Digestive System Home > Pancreatic Enzymes
Pancreatic enzymes help digest proteins, carbohydrates, and fats in food. These enzymes are secreted into the small intestine through a tube called the pancreatic duct. They also aid in the digestion of meals in patients with cystic fibrosis or other diseases affecting the function of the pancreas.
Pancreatic enzymes aid in the digestion of meals in patients who have diseases affecting their pancreatic function. They are usually taken by those with cystic fibrosis or chronic pancreatitis.
The pancreas is a large gland behind the stomach and close to the duodenum, the upper part of the small intestine. The pancreas secretes digestive enzymes (lipase, protease, and amylase) into the small intestine through a tube called the pancreatic duct. These enzymes help digest fats, proteins, and carbohydrates in food.

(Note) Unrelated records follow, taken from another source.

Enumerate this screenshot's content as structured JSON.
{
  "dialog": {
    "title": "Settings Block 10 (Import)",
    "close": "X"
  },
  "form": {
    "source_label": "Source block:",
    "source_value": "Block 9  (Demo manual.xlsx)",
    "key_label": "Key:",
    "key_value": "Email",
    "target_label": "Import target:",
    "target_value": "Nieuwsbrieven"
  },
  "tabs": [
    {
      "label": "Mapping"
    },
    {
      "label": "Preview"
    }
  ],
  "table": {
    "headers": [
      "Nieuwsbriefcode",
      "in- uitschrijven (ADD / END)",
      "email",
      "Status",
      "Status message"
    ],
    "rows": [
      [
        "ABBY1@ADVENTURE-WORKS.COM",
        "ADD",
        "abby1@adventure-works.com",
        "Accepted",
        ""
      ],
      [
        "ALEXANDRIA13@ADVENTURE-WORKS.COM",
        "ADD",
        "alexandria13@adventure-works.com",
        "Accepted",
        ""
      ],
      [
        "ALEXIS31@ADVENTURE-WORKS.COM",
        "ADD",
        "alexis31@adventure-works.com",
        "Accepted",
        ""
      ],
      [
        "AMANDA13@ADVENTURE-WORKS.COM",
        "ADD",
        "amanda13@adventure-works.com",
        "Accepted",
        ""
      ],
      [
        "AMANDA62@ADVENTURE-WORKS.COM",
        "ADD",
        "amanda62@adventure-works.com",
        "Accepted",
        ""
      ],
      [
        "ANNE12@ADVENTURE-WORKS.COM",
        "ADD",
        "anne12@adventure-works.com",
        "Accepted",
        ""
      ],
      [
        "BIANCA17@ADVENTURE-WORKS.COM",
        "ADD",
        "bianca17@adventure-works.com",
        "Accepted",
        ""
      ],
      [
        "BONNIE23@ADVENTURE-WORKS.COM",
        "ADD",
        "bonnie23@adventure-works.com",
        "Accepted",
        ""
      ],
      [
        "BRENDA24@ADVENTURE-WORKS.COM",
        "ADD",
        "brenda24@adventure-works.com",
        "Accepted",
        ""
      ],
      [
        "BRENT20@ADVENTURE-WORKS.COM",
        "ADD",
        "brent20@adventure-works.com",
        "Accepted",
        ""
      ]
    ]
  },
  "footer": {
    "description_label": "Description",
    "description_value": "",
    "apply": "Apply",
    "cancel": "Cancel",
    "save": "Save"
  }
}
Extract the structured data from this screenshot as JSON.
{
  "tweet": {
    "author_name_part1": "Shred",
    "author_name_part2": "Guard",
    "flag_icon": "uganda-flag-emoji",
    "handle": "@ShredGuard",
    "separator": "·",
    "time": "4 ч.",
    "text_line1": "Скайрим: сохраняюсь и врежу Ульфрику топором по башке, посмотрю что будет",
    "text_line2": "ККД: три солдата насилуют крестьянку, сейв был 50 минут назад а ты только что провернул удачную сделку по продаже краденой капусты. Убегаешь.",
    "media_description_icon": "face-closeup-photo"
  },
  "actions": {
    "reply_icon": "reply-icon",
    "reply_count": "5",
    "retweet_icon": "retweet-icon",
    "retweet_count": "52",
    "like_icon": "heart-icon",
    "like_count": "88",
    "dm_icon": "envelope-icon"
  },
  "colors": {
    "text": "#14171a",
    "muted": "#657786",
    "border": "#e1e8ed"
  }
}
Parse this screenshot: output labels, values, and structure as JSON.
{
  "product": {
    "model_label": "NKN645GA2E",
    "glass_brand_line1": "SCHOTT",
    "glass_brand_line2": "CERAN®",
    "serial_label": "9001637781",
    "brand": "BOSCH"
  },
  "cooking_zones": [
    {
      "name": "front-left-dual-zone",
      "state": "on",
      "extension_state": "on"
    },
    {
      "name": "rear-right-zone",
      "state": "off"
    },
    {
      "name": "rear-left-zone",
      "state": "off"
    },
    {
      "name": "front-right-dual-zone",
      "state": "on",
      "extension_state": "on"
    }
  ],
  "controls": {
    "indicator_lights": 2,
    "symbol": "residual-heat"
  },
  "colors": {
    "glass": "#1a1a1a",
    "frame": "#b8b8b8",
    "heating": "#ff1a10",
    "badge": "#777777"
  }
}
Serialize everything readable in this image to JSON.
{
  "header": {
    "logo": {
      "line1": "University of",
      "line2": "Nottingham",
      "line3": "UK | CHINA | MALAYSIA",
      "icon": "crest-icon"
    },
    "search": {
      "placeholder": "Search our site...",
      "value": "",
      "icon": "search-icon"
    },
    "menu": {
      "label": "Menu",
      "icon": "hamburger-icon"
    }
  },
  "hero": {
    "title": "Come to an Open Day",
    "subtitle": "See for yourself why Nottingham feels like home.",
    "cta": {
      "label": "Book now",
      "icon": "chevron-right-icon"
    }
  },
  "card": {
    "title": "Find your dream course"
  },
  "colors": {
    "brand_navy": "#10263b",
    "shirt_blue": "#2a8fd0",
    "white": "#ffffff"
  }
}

Pancreatic enzymes contain the ingredients pancreatin and pancrelipase, both of which contain the enzymes lipase, protease, and amylase. These enzymes break down fats (lipase), proteins (protease), and complex carbohydrates (amylase) to allow absorption of these nutrients into the body.